Bottled Water – Bane for the Environment


Bottled water is widely used by people from all walks of life and is considered to be convenient and safer than tap water. A person on an average drinks around 2.0 liters of water a day and may consume 4-6 plastic bottles per day. 

Source: www.ecomena.org

Water bottles manufacturing, transportation, distribution and again collection and disposal after its use create enormous pollution in terms of trash generation, global warming and air pollution. The transportation of bottled water from its source to stores alone releases thousands of tons of carbon dioxide.

See on Scoop.itWaste Waste Everywhere

Guide to an Eco-Friendly Ramadan


The month of Ramadan is a golden opportunity to consider making a shift towards a ‘green lifestyle’ that is environmental friendly, non-polluting, non-wasteful and aim toward saving of natural resources. The green lifestyle means improving the quality of life and achieving sustainable development.

Source: www.ecomena.org

Any mismanagement of our precious resources will be having irreversible impacts on our ecology. Let us make concerted effort to encourage and embrace “green”  and ecofriendly practices, especially during Ramadan.

Minimizing Food Waste in Ramadan


Over the period of years, the society and people have become more wasteful due to rise in income, living standards, consumerism and affordability. But affording does not mean that wastage should increase as it is contrary to the Islamic principles of sustainability.

Source: www.ecomena.org

We need to change our attitude of not laying the table with more food than people can eat. This is not hospitality and welcoming the guests. We need to develop better food habits and respect for the Mother Nature. The problem of food wastage lies in socio-cultural sensitization and behavioral change.

Unending Benefits of Wastewater Treatment Plants


See on Scoop.itWater Board

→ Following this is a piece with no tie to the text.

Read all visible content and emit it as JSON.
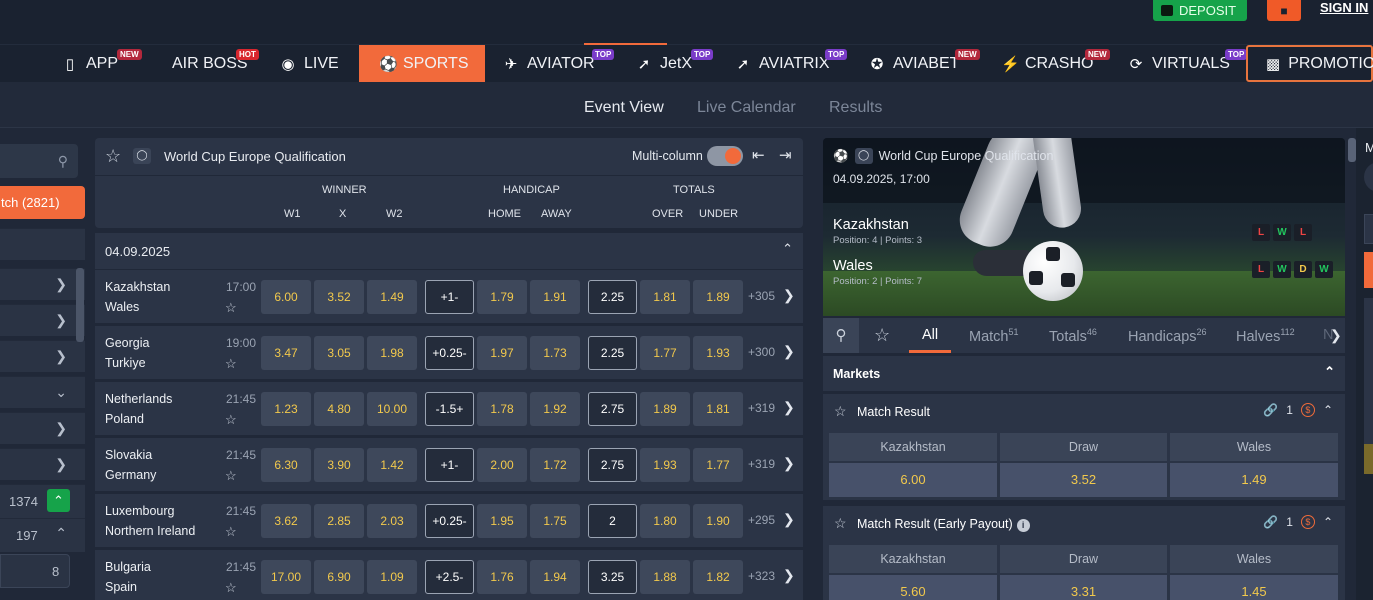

The wastewater treatment process does not only produce clean reusable water, but also has the potential to produce various other benefits. It has the potential to reduce a country’s waste production, to produce energy through methane harvesting, and the potential to produce natural fertilizer from the waste collected through the process.

Salman Zafar‘s insight:

Wastewater treatment presents a sustainable short-term and long-term solution to water scarcity. Wastewater treatment is a sustainable short and long-term solution to the world’s water crisis, which will only increase as the world population increases.

See on www.ecomena.org

Impact of Climate Change on Public Health


See on Scoop.itFostering Sustainable Development

Anthropogenic climatic change is adversely affecting our health which is becoming more severe with each passing year. As per conservative estimates, climate change causes more than 150,000 addition…

Salman Zafar‘s insight:

The changing climate is affecting the basic requirements for maintaining health — including clean air. Changing wind patterns contributes to transfer of dust, pollen, bacteria, mold, allergens cause’s respiratory infections and airborne diseases. Intense heat is expected to increase this burden due to the continued rising in temperature. 

See on www.ecomena.org

Impact of Anthropogenic Emissions on Ecosystems


See on Scoop.itFostering Sustainable Development

Anthropogenic climate change is hindering a wide variety of organisms, their genetics and species’ habitats – in short, biodiversity. The accelerated pace of human development and …

Salman Zafar‘s insight:

Anthropogenic climate change has started affecting different organisms in different ecosystems. The IPCC’s 2007 calculations estimated that greenhouse gas emissions would need to be reduced by at least 80% by 2050 to avoid the devastating impacts of climate change. Since humans have created this problem, it is our moral responsibility to solve it. 

See on www.ecomena.org

Analysis of Red-Dead Sea Water Conveyance Project


See on Scoop.itWater Board

In theory, Red-Dead Sea Water Conveyance Project seems to be a sound plan that will not only help replenish the Dead Sea and restore the fragile ecosystem to its old healthy status, but also provide water to neighbouring countries. However, major environmental concerns have been raised about Red-Dead Sea Water Conveyance Project, with environmentalists indicating that it would provide only about a 10th of the volume of water required to stabilise the Dead Sea, while also threatening its unique characteristics. 

Salman Zafar‘s insight:

Due to the high environmental risk that would be taken in order to implement such a project, it would be wise to consider alternative options. The first alternative would be to release water from the Sea of Galilee to lower the Jordan River and eventually into the Dead Sea. 

See on www.ecomena.org